A singing melancholic voice mingled with a deafening sound of a hammer pounding on a rock drifts over the thick bushes on a small hill overlooking Soche Technical College in Blantyre.
Moving a little closer, an image of a man in a sweat-coated T-shirt emerges and the words in his song become clear. He sings about how prejudice and corruption have made the rich richer and the poor poorer on earth.
For 32-year-old Lucius Jason, hardships and frustrations have been a thorn in his flesh from the time he left his home village in TA Kachindamoto, Dedza in 2004 until he started digging out quarry stones with his friends in 2006.
When he came to town, he got a job as a houseboy, but he says he was getting peanuts every month despite working hard for 12 hours every day.
Nevertheless, he reveals that although his current occupation is tougher, it is more rewarding than his initial employment.
“With the booming construction industry in the country, quarry stones are on a high demand,” he explains.
“I can now make up to K45 000 per month; about five times more than I could be getting in my previous occupation,” said Jason.
With unemployment levels increasing in the country, quarry stone excavation is one of the informal industries most local youths are turning up to for survival.
Every year, over 200 000 young people enter the job market, but the formal sector does not manage to absorb them all.

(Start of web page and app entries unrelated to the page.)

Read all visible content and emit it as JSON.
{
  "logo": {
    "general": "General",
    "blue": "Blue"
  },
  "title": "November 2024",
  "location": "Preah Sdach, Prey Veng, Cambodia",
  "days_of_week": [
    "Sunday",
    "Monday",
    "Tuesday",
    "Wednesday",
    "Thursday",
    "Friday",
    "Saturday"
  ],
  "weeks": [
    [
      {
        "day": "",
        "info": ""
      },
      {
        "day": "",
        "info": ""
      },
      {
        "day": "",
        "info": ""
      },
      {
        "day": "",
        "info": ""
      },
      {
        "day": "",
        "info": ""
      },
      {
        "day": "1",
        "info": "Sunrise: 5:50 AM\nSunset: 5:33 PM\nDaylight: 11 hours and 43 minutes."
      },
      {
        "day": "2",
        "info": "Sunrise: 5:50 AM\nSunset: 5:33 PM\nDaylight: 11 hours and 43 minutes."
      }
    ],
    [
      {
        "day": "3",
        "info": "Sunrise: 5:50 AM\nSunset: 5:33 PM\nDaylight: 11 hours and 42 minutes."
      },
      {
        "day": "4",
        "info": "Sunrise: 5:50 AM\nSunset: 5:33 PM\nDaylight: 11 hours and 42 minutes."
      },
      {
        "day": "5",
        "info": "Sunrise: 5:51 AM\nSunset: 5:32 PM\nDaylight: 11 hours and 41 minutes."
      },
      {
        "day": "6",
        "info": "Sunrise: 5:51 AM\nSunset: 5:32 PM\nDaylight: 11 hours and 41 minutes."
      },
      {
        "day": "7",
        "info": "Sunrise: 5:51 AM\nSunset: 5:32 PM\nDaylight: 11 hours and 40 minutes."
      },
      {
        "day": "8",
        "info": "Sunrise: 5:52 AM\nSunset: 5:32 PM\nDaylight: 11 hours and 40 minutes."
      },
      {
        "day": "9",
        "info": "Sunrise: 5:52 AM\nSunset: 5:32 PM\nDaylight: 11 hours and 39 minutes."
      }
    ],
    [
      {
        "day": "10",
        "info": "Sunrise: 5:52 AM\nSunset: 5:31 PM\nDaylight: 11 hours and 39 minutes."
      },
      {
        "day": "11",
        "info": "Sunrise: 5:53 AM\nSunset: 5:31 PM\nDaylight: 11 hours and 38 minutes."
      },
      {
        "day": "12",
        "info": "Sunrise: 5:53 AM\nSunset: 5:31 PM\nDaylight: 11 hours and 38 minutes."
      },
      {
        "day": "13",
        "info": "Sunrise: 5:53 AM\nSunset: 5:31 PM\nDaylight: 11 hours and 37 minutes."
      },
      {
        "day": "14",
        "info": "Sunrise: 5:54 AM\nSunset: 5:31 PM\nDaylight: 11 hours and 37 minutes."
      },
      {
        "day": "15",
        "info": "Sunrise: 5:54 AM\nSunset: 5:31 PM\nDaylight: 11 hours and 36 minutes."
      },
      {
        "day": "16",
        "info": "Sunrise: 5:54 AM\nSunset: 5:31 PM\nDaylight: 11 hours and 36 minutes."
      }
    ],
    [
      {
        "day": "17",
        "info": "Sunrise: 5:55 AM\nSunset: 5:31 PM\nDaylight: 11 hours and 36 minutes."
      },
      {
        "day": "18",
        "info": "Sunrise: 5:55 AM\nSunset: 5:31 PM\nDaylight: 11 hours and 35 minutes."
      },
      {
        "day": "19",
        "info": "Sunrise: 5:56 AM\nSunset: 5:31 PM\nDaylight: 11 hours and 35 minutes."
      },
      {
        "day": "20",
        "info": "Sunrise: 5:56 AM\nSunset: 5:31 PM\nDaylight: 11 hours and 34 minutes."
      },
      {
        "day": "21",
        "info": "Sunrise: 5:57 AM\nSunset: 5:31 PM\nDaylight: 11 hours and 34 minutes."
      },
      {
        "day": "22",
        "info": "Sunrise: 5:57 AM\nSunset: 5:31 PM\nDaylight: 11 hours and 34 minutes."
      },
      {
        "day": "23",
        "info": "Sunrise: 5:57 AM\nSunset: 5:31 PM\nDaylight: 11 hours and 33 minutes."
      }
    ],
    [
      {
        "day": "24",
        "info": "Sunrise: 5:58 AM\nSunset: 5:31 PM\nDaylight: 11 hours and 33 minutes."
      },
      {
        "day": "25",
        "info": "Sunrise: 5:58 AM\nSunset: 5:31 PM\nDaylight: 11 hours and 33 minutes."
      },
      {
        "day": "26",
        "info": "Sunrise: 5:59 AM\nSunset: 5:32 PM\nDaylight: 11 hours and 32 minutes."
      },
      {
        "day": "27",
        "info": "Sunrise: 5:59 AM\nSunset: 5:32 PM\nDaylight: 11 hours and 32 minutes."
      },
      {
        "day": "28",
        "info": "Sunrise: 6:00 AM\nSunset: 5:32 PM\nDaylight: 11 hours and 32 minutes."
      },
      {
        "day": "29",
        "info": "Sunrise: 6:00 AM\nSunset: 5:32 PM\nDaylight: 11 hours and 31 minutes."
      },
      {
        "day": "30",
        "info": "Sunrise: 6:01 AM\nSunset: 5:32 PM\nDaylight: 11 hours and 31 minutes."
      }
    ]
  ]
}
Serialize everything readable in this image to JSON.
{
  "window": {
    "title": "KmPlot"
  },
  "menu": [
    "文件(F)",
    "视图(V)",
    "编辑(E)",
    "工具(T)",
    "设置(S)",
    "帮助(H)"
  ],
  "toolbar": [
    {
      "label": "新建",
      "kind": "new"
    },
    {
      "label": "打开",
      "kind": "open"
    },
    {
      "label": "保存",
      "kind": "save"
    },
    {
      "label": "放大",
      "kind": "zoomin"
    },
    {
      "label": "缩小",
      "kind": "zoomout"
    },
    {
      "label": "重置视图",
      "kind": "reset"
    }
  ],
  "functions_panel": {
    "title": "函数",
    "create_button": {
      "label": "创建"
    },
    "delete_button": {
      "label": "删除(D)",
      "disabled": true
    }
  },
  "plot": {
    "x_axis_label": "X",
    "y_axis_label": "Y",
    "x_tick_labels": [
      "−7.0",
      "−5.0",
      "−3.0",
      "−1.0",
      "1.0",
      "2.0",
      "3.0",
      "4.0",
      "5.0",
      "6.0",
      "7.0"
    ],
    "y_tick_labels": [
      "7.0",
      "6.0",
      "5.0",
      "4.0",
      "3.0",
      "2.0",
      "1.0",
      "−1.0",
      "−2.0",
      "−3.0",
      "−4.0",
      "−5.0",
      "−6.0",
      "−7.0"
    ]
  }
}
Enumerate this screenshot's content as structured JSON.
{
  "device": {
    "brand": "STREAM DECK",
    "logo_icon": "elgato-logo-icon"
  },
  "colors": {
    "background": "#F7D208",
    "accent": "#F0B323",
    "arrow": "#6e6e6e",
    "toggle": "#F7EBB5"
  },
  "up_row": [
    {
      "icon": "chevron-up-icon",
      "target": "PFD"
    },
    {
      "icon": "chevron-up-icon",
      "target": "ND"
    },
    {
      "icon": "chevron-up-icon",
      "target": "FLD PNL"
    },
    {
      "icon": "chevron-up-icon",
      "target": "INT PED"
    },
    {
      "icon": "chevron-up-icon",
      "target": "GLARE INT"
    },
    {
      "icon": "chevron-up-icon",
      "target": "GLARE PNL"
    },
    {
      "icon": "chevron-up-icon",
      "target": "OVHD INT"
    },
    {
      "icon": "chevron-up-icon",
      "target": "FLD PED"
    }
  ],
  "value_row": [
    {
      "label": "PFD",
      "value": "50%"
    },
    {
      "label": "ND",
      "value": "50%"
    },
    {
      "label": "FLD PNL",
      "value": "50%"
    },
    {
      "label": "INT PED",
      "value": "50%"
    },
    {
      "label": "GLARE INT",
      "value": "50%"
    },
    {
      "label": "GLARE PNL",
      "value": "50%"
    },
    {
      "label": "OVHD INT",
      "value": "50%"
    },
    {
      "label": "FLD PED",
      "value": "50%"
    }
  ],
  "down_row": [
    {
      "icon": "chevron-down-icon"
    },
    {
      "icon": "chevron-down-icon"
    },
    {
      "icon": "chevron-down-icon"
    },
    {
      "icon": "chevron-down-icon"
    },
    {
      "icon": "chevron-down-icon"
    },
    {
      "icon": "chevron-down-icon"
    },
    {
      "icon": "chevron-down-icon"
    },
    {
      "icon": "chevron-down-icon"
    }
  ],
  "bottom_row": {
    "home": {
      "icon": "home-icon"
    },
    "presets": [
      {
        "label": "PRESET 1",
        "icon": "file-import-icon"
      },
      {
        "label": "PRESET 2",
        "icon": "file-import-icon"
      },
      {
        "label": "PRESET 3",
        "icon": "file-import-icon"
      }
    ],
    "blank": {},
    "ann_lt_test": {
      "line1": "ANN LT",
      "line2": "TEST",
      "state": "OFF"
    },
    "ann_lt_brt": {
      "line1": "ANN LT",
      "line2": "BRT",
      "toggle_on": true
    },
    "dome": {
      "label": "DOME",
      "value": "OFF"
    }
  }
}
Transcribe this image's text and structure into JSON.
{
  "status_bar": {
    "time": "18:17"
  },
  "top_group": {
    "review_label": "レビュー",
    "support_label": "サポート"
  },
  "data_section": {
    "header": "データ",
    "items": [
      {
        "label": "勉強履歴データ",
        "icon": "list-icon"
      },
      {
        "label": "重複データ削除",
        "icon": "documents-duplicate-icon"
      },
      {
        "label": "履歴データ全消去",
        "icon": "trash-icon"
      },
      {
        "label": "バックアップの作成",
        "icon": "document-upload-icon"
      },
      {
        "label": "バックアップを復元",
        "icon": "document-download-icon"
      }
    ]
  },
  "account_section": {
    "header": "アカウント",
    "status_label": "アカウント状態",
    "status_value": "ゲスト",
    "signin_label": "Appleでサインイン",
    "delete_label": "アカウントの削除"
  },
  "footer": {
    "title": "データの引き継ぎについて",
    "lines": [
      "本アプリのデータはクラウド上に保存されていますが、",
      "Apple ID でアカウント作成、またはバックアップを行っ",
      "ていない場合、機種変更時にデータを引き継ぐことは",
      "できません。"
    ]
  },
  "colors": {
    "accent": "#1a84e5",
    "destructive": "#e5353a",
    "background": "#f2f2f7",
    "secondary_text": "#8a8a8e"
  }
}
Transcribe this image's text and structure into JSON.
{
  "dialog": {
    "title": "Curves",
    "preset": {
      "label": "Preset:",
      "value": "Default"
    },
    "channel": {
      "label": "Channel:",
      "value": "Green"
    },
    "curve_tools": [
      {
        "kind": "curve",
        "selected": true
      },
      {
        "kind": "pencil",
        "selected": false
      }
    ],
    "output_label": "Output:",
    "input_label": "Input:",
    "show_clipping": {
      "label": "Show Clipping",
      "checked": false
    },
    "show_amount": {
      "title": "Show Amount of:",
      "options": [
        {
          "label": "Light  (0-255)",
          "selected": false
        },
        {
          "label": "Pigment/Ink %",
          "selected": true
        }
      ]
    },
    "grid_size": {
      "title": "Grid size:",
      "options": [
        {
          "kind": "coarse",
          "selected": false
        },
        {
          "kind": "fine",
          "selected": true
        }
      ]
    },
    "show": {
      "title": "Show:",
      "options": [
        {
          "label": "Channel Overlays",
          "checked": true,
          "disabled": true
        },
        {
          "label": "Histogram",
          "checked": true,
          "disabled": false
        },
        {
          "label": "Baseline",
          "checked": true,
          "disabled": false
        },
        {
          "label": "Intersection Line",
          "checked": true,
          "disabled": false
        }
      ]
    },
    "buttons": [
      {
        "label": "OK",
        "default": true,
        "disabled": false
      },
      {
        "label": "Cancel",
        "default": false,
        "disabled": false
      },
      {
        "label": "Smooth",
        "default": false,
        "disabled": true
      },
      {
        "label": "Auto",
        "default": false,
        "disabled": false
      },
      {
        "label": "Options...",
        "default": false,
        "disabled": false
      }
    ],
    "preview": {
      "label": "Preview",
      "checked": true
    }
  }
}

But for Jason, excavating rocks and crushing them into minute stones is what puts food on the table for his family of two children.